WHAT YOU WILL DO:
Reproduce the entries. Match every word.

Component data from apps and pages:

————————

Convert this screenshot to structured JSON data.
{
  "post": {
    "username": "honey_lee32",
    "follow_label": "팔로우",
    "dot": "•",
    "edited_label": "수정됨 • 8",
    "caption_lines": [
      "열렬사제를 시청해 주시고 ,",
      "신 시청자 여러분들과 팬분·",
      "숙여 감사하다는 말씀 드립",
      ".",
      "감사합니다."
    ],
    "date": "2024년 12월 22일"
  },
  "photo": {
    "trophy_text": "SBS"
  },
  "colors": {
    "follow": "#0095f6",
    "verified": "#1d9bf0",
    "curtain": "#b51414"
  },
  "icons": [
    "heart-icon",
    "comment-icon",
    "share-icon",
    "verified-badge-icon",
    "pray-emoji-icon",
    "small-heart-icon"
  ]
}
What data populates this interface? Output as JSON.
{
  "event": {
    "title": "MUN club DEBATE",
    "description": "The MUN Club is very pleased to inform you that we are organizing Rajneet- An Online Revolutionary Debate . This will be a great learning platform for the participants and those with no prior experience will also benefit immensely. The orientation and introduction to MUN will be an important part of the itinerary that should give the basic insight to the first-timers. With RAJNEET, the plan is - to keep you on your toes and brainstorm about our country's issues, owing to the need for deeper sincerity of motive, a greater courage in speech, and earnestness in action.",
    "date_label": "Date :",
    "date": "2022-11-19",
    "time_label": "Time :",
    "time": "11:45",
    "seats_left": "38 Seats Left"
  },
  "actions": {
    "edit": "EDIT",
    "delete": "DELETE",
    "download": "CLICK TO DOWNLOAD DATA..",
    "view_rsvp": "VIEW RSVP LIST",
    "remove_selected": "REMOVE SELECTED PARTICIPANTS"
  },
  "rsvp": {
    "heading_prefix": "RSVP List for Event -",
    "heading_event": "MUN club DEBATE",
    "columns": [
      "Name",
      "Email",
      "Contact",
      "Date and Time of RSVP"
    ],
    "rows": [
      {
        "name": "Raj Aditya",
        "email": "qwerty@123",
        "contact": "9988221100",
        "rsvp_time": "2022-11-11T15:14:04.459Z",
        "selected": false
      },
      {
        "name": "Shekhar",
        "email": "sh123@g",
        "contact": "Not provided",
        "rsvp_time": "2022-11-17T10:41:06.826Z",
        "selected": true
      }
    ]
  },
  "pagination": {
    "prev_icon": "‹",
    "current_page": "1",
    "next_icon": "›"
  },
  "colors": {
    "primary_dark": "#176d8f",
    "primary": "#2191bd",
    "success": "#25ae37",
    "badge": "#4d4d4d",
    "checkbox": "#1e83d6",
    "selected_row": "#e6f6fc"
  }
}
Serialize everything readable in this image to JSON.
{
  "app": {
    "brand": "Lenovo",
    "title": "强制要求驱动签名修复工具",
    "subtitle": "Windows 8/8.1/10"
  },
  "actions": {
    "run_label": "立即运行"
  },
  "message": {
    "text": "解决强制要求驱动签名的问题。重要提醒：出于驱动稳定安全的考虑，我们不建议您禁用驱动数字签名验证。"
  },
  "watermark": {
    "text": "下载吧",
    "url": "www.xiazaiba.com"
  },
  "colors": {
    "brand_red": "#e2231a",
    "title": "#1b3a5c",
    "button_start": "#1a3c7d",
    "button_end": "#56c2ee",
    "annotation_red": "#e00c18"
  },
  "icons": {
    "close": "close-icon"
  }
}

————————

SOLUTION TO THIS TASK:
Convert this screenshot to structured JSON data.
{
  "post": {
    "username": "honey_lee32",
    "follow_label": "팔로우",
    "dot": "•",
    "edited_label": "수정됨 • 8",
    "caption_lines": [
      "열렬사제를 시청해 주시고 ,",
      "신 시청자 여러분들과 팬분·",
      "숙여 감사하다는 말씀 드립",
      ".",
      "감사합니다."
    ],
    "date": "2024년 12월 22일"
  },
  "photo": {
    "trophy_text": "SBS"
  },
  "colors": {
    "follow": "#0095f6",
    "verified": "#1d9bf0",
    "curtain": "#b51414"
  },
  "icons": [
    "heart-icon",
    "comment-icon",
    "share-icon",
    "verified-badge-icon",
    "pray-emoji-icon",
    "small-heart-icon"
  ]
}
What data populates this interface? Output as JSON.
{
  "event": {
    "title": "MUN club DEBATE",
    "description": "The MUN Club is very pleased to inform you that we are organizing Rajneet- An Online Revolutionary Debate . This will be a great learning platform for the participants and those with no prior experience will also benefit immensely. The orientation and introduction to MUN will be an important part of the itinerary that should give the basic insight to the first-timers. With RAJNEET, the plan is - to keep you on your toes and brainstorm about our country's issues, owing to the need for deeper sincerity of motive, a greater courage in speech, and earnestness in action.",
    "date_label": "Date :",
    "date": "2022-11-19",
    "time_label": "Time :",
    "time": "11:45",
    "seats_left": "38 Seats Left"
  },
  "actions": {
    "edit": "EDIT",
    "delete": "DELETE",
    "download": "CLICK TO DOWNLOAD DATA..",
    "view_rsvp": "VIEW RSVP LIST",
    "remove_selected": "REMOVE SELECTED PARTICIPANTS"
  },
  "rsvp": {
    "heading_prefix": "RSVP List for Event -",
    "heading_event": "MUN club DEBATE",
    "columns": [
      "Name",
      "Email",
      "Contact",
      "Date and Time of RSVP"
    ],
    "rows": [
      {
        "name": "Raj Aditya",
        "email": "qwerty@123",
        "contact": "9988221100",
        "rsvp_time": "2022-11-11T15:14:04.459Z",
        "selected": false
      },
      {
        "name": "Shekhar",
        "email": "sh123@g",
        "contact": "Not provided",
        "rsvp_time": "2022-11-17T10:41:06.826Z",
        "selected": true
      }
    ]
  },
  "pagination": {
    "prev_icon": "‹",
    "current_page": "1",
    "next_icon": "›"
  },
  "colors": {
    "primary_dark": "#176d8f",
    "primary": "#2191bd",
    "success": "#25ae37",
    "badge": "#4d4d4d",
    "checkbox": "#1e83d6",
    "selected_row": "#e6f6fc"
  }
}
Serialize everything readable in this image to JSON.
{
  "app": {
    "brand": "Lenovo",
    "title": "强制要求驱动签名修复工具",
    "subtitle": "Windows 8/8.1/10"
  },
  "actions": {
    "run_label": "立即运行"
  },
  "message": {
    "text": "解决强制要求驱动签名的问题。重要提醒：出于驱动稳定安全的考虑，我们不建议您禁用驱动数字签名验证。"
  },
  "watermark": {
    "text": "下载吧",
    "url": "www.xiazaiba.com"
  },
  "colors": {
    "brand_red": "#e2231a",
    "title": "#1b3a5c",
    "button_start": "#1a3c7d",
    "button_end": "#56c2ee",
    "annotation_red": "#e00c18"
  },
  "icons": {
    "close": "close-icon"
  }
}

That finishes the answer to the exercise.